Reed and Cale were close to Warhol, but their view of his world is as clear-sighted and illuminating as it is generous and affectionate. Musically, it gains impact from its sense of intimacy: the instrumentation is restricted to Reed’s guitars and Cale’s various keyboards and viola. They both sing, the simplicity of the surroundings highlighting the restrained emotion in their voices. There’s a lot of contrast, effectively employed, like the jump from the elegance of Cale accompanied by strings on the delicate “Style It Takes” to Reed’s rapid-fire delivery over the chattering keyboard and buzz-saw guitar of “Work”, but the whole song-cycle coheres beautifully, forming a perceptive and touching tribute to a man who played a significant role in their careers. It’s easy to imagine its reputation increasing as the years pass.

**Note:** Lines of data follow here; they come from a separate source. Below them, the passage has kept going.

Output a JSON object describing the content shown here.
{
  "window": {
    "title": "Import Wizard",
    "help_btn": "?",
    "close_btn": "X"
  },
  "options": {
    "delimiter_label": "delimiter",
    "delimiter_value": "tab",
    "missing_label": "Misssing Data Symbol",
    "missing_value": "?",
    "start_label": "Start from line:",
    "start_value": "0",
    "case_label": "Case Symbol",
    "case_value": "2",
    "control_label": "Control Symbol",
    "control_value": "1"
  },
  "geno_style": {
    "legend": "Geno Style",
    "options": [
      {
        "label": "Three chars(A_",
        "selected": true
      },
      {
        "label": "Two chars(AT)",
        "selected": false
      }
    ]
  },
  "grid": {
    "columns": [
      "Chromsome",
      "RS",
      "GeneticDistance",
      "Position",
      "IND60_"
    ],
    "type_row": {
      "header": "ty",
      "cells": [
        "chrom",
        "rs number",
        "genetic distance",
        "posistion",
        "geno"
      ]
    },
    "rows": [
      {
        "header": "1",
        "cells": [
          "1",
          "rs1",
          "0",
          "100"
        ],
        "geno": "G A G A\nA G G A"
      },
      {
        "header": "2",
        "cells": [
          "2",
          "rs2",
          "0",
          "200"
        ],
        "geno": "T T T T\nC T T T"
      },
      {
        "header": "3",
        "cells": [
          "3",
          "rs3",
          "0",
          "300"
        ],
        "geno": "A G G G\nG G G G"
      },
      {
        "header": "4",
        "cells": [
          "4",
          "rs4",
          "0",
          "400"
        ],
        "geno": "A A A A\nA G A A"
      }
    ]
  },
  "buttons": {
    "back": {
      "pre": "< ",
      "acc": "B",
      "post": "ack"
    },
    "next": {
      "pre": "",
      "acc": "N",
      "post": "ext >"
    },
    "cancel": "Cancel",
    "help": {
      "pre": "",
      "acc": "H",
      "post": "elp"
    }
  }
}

If you don’t already know it, try to hear Lou’s version of Doc Pomus and Mort Shuman’s “This Magic Moment”, included in a CD called Till the Night Is Gone: A Tribute to Doc Pomus, issued in 1998 by Forward/Rhino. The album features a stellar cast — Dylan, B.B. King, Brian Wilson, Irma Thomas, Los Lobos, Roseanne Cash, Dr John, Aaron Neville, Dion, Solomon Burke, etc — but his track is a standout. Originally a Top 20 hit for the Drifters in 1960, it allows him to demonstrate both his deep affection for R&B and his gift for stripped-down rock and roll, his two guitar parts — one skirling, the other snarling — accompanied by Fernando Saunders on bass and George Recile on drums. And he really was among the most unorthodox and creative of rock guitarists, a fact often overlooked in the desire to acclaim his more headline-friendly characteristics.